- **Exercise description**:
Whenever the word "status" appears in a line of the data below, copy that line.
***** Material shown
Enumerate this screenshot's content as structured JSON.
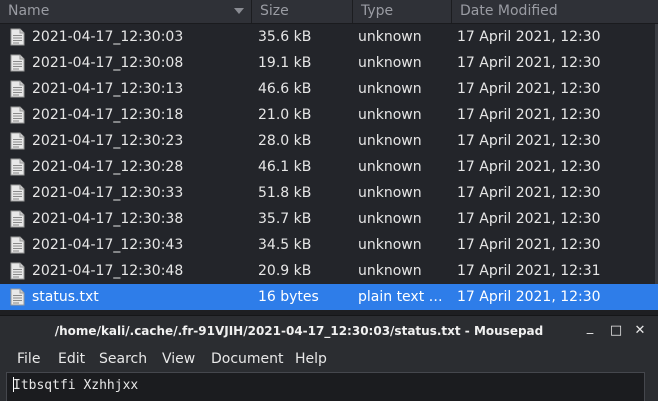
{
  "file_list": {
    "columns": {
      "name": "Name",
      "size": "Size",
      "type": "Type",
      "date": "Date Modified"
    },
    "files": [
      {
        "name": "2021-04-17_12:30:03",
        "size": "35.6 kB",
        "type": "unknown",
        "date": "17 April 2021, 12:30",
        "selected": false
      },
      {
        "name": "2021-04-17_12:30:08",
        "size": "19.1 kB",
        "type": "unknown",
        "date": "17 April 2021, 12:30",
        "selected": false
      },
      {
        "name": "2021-04-17_12:30:13",
        "size": "46.6 kB",
        "type": "unknown",
        "date": "17 April 2021, 12:30",
        "selected": false
      },
      {
        "name": "2021-04-17_12:30:18",
        "size": "21.0 kB",
        "type": "unknown",
        "date": "17 April 2021, 12:30",
        "selected": false
      },
      {
        "name": "2021-04-17_12:30:23",
        "size": "28.0 kB",
        "type": "unknown",
        "date": "17 April 2021, 12:30",
        "selected": false
      },
      {
        "name": "2021-04-17_12:30:28",
        "size": "46.1 kB",
        "type": "unknown",
        "date": "17 April 2021, 12:30",
        "selected": false
      },
      {
        "name": "2021-04-17_12:30:33",
        "size": "51.8 kB",
        "type": "unknown",
        "date": "17 April 2021, 12:30",
        "selected": false
      },
      {
        "name": "2021-04-17_12:30:38",
        "size": "35.7 kB",
        "type": "unknown",
        "date": "17 April 2021, 12:30",
        "selected": false
      },
      {
        "name": "2021-04-17_12:30:43",
        "size": "34.5 kB",
        "type": "unknown",
        "date": "17 April 2021, 12:30",
        "selected": false
      },
      {
        "name": "2021-04-17_12:30:48",
        "size": "20.9 kB",
        "type": "unknown",
        "date": "17 April 2021, 12:31",
        "selected": false
      },
      {
        "name": "status.txt",
        "size": "16 bytes",
        "type": "plain text document",
        "date": "17 April 2021, 12:30",
        "selected": true
      }
    ]
  },
  "mousepad": {
    "title": "/home/kali/.cache/.fr-91VJIH/2021-04-17_12:30:03/status.txt - Mousepad",
    "window_buttons": {
      "minimize": "_",
      "maximize": "□",
      "close": "✕"
    },
    "menu": [
      "File",
      "Edit",
      "Search",
      "View",
      "Document",
      "Help"
    ],
    "content": "Itbsqtfi Xzhhjxx"
  },
  "colors": {
    "selection": "#2e7de9",
    "background": "#23252a"
  },
  "icons": {
    "file": "text-file-icon",
    "sort": "sort-descending-icon"
  }
}
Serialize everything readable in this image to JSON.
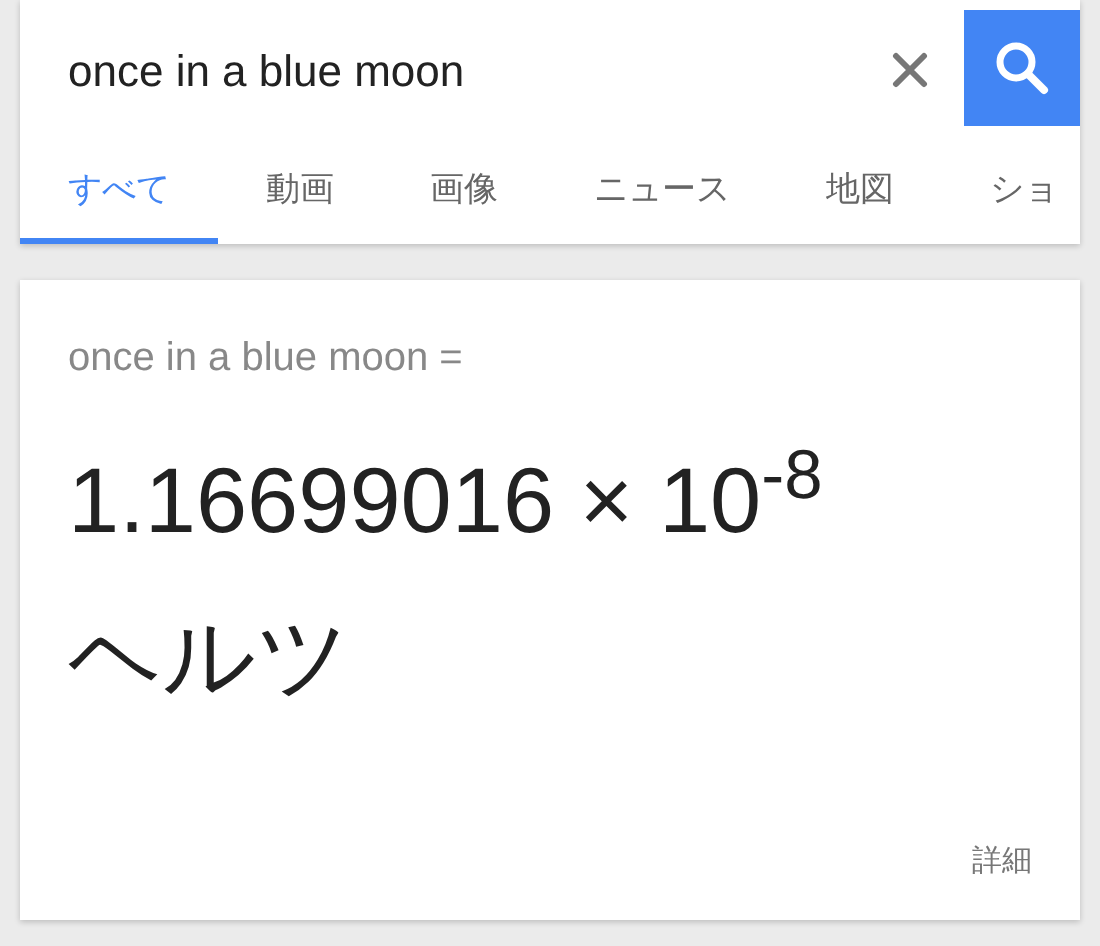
{
  "search": {
    "value": "once in a blue moon"
  },
  "tabs": [
    {
      "label": "すべて",
      "selected": true
    },
    {
      "label": "動画",
      "selected": false
    },
    {
      "label": "画像",
      "selected": false
    },
    {
      "label": "ニュース",
      "selected": false
    },
    {
      "label": "地図",
      "selected": false
    },
    {
      "label": "ショ",
      "selected": false
    }
  ],
  "result": {
    "query": "once in a blue moon =",
    "value": "1.16699016 × 10$^{-8}$",
    "unit": "ヘルツ",
    "more_link": "詳細"
  }
}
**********
- **Solution to the exercise**:
        "name": "status.txt",
    "title": "/home/kali/.cache/.fr-91VJIH/2021-04-17_12:30:03/status.txt - Mousepad",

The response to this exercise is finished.